Data Rooms Increase Corporate Efficiency

virtual deal room increase efficiencyIn the traditional M&A environment, obtaining permission to access, view, copy, and print information can take time. It’s a tedious and time-consuming process to find the information a client needs in a room full of file cabinets, and the difficulty can be compounded when multiple parties need access to the information at the same time. Because everything is done online in a virtual Deal Room, it’s easy to disseminate important information to different parties with just a few clicks. Faster access is one of the main reasons why virtual deal rooms have become increasingly popular.

Virtual Rooms Offer Additional Security

A virtual room is designed with various security features to ensure controlled access and confidentiality. Only involved parties are allowed to access the data within the deal room, and various clearance levels are maintained. The online environment makes it easier to track and monitor viewing, logging, and other forms of access. The client has complete control over how information is shared.

Convenience and Comfort

Traveling to and from a physical location to retrieve information can be expensive and inconvenient. With a virtual Deal Room, clients can The Basics of the Virtual Deal Room with a stable broadband internet connection. The best data room companies work to protect clients’ sensitive data with state of the art technologies.

Trends in Merger and Acquisition Data Rooms

The virtual data room has progressed significantly from its initial incarnation, which was used primarily for legal due diligence. Subsequent updates have added many capabilities to deal rooms, turning them into a medium to conduct an M&A from start to finish. A 2014 report showed that there are over 240 virtual Deal Room providers available, making it a multimillion-dollar revenue stream.

A Variety of Tech-Based Features and Functions

M&A virtual data rooms are becoming more advanced with the inclusion of features geared toward higher-efficiency due diligence. Some examples are:

  • Dynamic indexing, which is useful when uploading or rearranging out-of-sequence documents.
  • Flexible file formatting accommodates formats such as Word, JPEG, GIF, PDF, and others. This saves time because it eliminates the need to convert files just for storage purposes.
  • Question and answer functions, which are useful when buyers need to verify the data room’s contents with sellers. Where inquiries over the phone or through email would take time, today’s questions can be routed through the data room to save time and money.
  • Restricted usage, which can keep certain documents under wraps while others can be accessed. Contingent restrictions can be permitted. For instance, one set of users can be allowed to view documents, but not copy or print them.

Setting Up a Virtual Data Room in a Merger or Acquisition

Virtual data rooms can be set up internally or externally. With an internal data room, the seller provides and oversees the room. External rooms are outsourced to third-party providers. Many businesses resort to full or partial outsourcing, and they must compile documents such as:

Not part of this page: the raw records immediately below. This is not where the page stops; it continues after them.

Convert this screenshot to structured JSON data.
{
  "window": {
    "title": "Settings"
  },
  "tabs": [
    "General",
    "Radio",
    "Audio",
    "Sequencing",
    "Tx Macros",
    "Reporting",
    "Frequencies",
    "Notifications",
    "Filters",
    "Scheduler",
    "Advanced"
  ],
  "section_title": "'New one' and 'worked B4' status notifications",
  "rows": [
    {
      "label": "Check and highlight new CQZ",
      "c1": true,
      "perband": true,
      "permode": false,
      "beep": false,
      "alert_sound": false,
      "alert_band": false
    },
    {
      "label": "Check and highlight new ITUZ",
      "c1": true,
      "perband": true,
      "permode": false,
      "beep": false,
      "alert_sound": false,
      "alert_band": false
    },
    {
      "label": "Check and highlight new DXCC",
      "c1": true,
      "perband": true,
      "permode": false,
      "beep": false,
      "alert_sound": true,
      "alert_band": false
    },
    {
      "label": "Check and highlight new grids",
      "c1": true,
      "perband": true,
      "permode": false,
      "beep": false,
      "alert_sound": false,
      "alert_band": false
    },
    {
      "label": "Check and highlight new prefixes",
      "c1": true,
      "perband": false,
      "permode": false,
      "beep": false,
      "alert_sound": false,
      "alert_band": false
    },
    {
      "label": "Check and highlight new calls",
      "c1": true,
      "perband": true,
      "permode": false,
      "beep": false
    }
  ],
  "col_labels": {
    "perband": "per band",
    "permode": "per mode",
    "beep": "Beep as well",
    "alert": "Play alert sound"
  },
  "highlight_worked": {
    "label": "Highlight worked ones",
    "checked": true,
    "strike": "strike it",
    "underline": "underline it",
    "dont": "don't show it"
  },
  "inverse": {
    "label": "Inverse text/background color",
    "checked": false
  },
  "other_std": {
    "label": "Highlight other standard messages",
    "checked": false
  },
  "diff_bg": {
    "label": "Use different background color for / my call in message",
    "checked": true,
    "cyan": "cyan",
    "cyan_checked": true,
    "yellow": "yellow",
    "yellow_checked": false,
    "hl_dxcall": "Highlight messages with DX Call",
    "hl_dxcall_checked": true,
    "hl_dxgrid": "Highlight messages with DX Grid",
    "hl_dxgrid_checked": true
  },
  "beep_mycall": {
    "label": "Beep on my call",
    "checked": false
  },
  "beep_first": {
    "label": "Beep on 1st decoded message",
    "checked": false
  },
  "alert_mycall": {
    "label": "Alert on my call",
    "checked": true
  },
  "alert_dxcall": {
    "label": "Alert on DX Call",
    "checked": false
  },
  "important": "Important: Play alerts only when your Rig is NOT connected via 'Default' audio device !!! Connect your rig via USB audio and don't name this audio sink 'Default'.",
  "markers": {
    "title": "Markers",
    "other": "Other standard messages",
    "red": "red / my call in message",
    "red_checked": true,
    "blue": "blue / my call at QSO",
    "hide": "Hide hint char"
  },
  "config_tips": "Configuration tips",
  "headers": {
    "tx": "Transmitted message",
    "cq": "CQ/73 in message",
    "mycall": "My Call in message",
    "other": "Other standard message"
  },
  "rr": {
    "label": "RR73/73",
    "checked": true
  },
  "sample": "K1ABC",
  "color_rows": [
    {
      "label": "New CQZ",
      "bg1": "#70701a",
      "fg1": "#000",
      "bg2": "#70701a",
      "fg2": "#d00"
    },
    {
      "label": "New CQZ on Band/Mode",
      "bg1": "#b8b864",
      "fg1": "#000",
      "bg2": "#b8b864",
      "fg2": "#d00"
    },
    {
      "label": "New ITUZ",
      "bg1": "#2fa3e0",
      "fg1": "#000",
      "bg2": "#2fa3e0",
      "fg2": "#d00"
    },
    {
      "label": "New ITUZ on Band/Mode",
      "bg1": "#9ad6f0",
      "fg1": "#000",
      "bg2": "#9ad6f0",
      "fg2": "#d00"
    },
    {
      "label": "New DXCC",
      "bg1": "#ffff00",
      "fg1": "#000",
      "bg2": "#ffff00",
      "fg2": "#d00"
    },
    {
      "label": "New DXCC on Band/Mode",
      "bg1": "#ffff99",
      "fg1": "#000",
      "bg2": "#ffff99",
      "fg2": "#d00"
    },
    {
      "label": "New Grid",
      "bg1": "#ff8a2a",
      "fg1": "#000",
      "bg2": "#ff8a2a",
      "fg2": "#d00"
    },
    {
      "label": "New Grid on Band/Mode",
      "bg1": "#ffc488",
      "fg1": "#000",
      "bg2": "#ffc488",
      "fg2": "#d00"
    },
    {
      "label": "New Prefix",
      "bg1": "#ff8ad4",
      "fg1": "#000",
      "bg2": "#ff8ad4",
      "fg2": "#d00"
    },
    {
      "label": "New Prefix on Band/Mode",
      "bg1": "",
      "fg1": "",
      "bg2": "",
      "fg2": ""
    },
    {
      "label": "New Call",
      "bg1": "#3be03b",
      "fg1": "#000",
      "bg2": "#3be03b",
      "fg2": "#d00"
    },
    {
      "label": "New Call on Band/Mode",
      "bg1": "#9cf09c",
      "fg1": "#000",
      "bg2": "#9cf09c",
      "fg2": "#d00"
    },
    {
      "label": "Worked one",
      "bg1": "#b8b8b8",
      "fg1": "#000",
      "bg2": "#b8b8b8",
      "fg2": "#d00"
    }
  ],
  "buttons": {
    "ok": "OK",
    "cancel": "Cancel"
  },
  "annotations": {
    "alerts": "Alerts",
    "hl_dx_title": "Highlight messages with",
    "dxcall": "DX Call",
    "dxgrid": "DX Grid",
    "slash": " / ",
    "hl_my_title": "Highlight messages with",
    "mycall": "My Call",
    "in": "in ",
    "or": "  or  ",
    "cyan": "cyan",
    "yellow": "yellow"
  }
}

  • Financial statements and reports
  • Corporate books
  • Employee paperwork
  • Agreements and contracts
  • Insurance policies and legal documents
  • A list of assets

Whether done externally or internally, the steps to set up a data room are the same. For the purposes of this guide, however, assume that the client is hiring an external vendor to manage the storage of important data during a merger or acquisition.

Keeping it Simple

Companies should set up a virtual deal room that suits the purpose, and managers should consider that a user may not have the same level of familiarity with the system. Here, a simple interface can work to everyone’s advantage. However, it’s important to include useful functions where possible. When companies choose reliable Virtual Deal Room providers, they can be assured that their sensitive information is safe and easily accessible during mergers and acquisitions. By learning more about the process, clients can choose a provider that offers the services and security they need at a reasonable price.